▸ TASK BRIEF
What follows is a listing; restate every line of it word for word.
****************
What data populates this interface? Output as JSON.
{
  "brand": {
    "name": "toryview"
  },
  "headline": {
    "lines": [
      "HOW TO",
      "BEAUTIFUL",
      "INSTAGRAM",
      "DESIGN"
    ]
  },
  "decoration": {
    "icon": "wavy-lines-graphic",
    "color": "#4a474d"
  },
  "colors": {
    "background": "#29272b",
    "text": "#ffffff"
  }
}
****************
▸ ANSWER TO THIS PROBLEM
What data populates this interface? Output as JSON.
{
  "brand": {
    "name": "toryview"
  },
  "headline": {
    "lines": [
      "HOW TO",
      "BEAUTIFUL",
      "INSTAGRAM",
      "DESIGN"
    ]
  },
  "decoration": {
    "icon": "wavy-lines-graphic",
    "color": "#4a474d"
  },
  "colors": {
    "background": "#29272b",
    "text": "#ffffff"
  }
}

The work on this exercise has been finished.